"This book is about gardens as a metaphor for the human condition. . . . Harrison draws freely and with brilliance from 5,000 years of Western literature and criticism, including works on philosophy and garden history. . . . He is a careful as well as an inspiring scholar."--Tom Turner, Times Higher Education
"When I was a student, my Cambridge supervisor said, in the Olympian tone characteristic of his kind, that the only living literary critics for whom he would sell his shirt were William Empson and G. Wilson Knight. Having spent the subsequent 30 years in the febrile world of academic Lit. Crit. . . . I'm not sure that I'd sell my shirt for any living critic. But if there had to be one, it would unquestionably be Robert Pogue Harrison, whose study Forests: The Shadow of Civilization, published in 1992, has the true quality of literature, not of criticism--it stays with you, like an amiable ghost, long after you read it.
"Though more modest in scope, this new book is similarly destined to become a classic. It has two principal heroes: the ancient philosopher Epicurus . . . and the wonderfully witty Czech writer Karel Capek, apropos of whom it is remarked that, whereas most people believe gardening to be a subset of life, 'gardeners, including Capek, understand that life is a subset of gardening.'"--Jonathan Bate, The Spectator
Frank Lloyd Wright's Robie House: The Illustrated Story of an Architectural Masterpiece (Dover Architecture)
Frank Lloyd Wright firmly believed that "life could be formed anew if new form could be brought to its setting, architecture." His revolt against customary architectural design was shared by rugged individualist Fred C. Robie, who chose Wright to build his dream house in 1908 -- a structure that was eventually named a World Heritage Site by UNESCO. In this painstakingly researched and illuminating account of the design and construction of the Robie home, a noted architectural authority presents an in-depth study remarkable for clarity and thoroughness.

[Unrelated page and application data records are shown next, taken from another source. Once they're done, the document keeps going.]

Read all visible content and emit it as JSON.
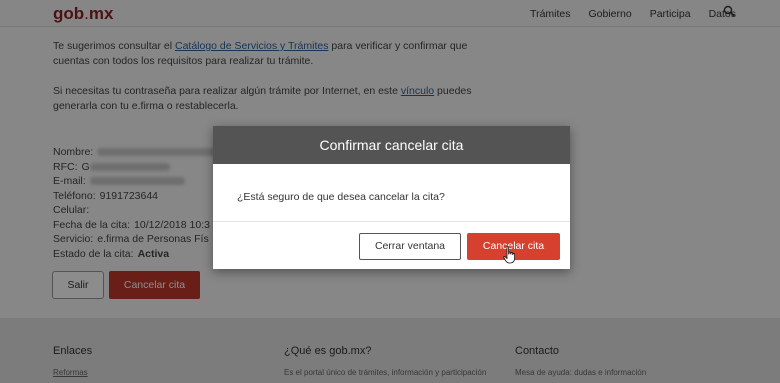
{
  "header": {
    "logo_main": "gob",
    "logo_dot": ".",
    "logo_tld": "mx",
    "nav": [
      "Trámites",
      "Gobierno",
      "Participa",
      "Datos"
    ]
  },
  "main": {
    "p1_before": "Te sugerimos consultar el ",
    "p1_link": "Catálogo de Servicios y Trámites",
    "p1_after": " para verificar y confirmar que cuentas con todos los requisitos para realizar tu trámite.",
    "p2_before": "Si necesitas tu contraseña para realizar algún trámite por Internet, en este ",
    "p2_link": "vínculo",
    "p2_after": " puedes generarla con tu e.firma o restablecerla.",
    "info": {
      "nombre_label": "Nombre:",
      "rfc_label": "RFC:",
      "rfc_value": "G",
      "email_label": "E-mail:",
      "telefono_label": "Teléfono:",
      "telefono_value": "9191723644",
      "celular_label": "Celular:",
      "fecha_label": "Fecha de la cita:",
      "fecha_value": "10/12/2018 10:3",
      "servicio_label": "Servicio:",
      "servicio_value": "e.firma de Personas Fís",
      "estado_label": "Estado de la cita:",
      "estado_value": "Activa"
    },
    "salir_label": "Salir",
    "cancel_label": "Cancelar cita"
  },
  "footer": {
    "col1_title": "Enlaces",
    "col1_text": "Reformas",
    "col2_title": "¿Qué es gob.mx?",
    "col2_text": "Es el portal único de trámites, información y participación",
    "col3_title": "Contacto",
    "col3_text": "Mesa de ayuda: dudas e información"
  },
  "modal": {
    "title": "Confirmar cancelar cita",
    "question": "¿Está seguro de que desea cancelar la cita?",
    "close_label": "Cerrar ventana",
    "confirm_label": "Cancelar cita"
  },
  "colors": {
    "brand": "#8f1f1f",
    "danger": "#d6402e",
    "modal_header": "#545454",
    "link": "#2d5f9e"
  }
}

At age 28, Robie had become a highly successful businessman who conceived the idea of building a grand home in his native Chicago. He insisted on a design incorporating features that were innovative for the day: hallways and stairwells situated to conserve valuable space, rooms that suggested feelings of airiness, and narrow trimmings on doorways and windows, among others. Robie's wish to shape space as a means of personal expression meshed with Wright's own feelings and spirit. The two strong-willed men formed a perfect union: Robie had found his architect and Wright his ideal client.
Drawing on revealing family documents, including a 1958 interview with Robie, and a host of other sources, the author has compiled an authoritative photo-history, enabling the reader to witness each stage and various transformations of a landmark of modern architecture. The text is enhanced by 160 carefully selected illustrations, including perspectives and elevations, cross-sectional drawings, floor plans, designs for windows, carpets, lighting fixtures and other furnishings, plus recent and historic photographs. Now students, architects, any lover of fine buildings can watch an architectural masterpiece take shape in this profusely illustrated history of the house Wright himself labeled "a source of world-wide architectural inspiration."